  • Historical and technical introduction of fusible alloys and fire safety fusible links

    The earliest known piece made of lead and tin alloy seems to be an Egyptian vase found in Abydos, dated around 1400 BC. During the Roman Empire, lead was used for the construction of water pipes. Melting at 325°C,
  • Historical introduction to temperature measurement

    The temperature measurement was preceded by a long period, throughout the 18th century, when first empirically and then gradually more accurately, have been developed measurement scales, were discovered fixed points for the calibration of these scales, and all physical variations related to temperature change: thermal expansion of gases, liquids, metals and other solids, liquefaction temperatures, boiling temperature, magnetism, thermoelectricity, just to give a few.
  • Temperature sensing principles

    The bimetal strip is formed by two co-laminated metal. One has a high coefficient of expansion, the othera lower or zero. When the strip is heated, it bends proportionally to the temperature. These bimetal blades are generally flat and fixed at one end.
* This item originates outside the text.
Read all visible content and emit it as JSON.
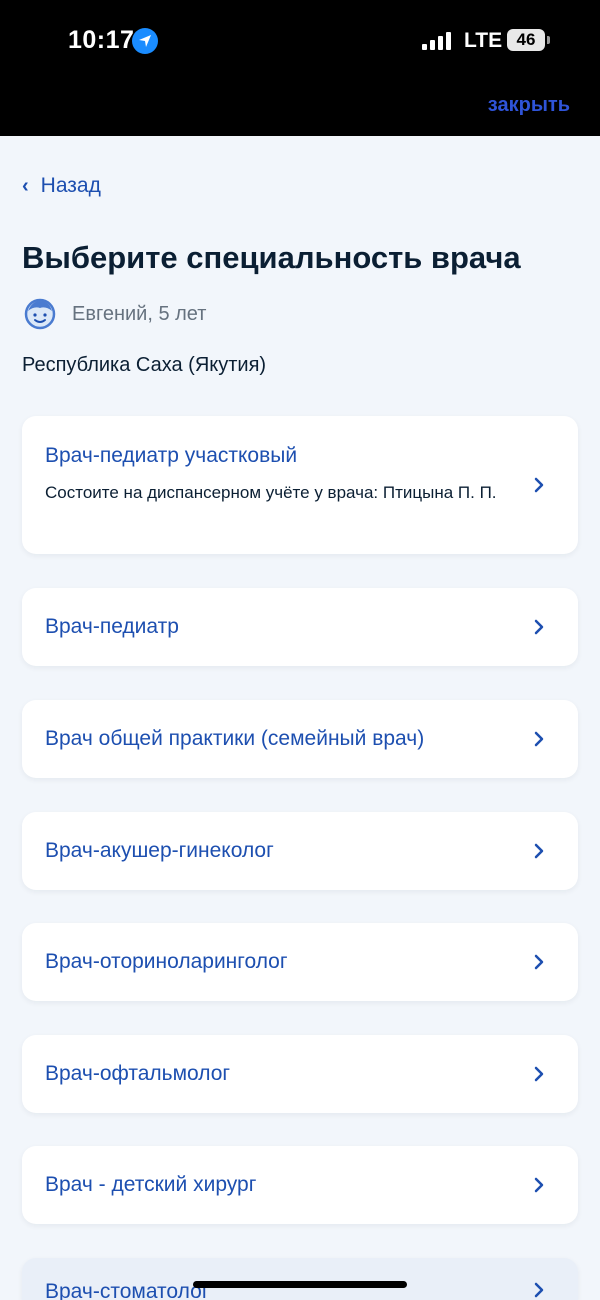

But they can be wound in a spiral shape, although this arrangement most often used in the construction of thermometers.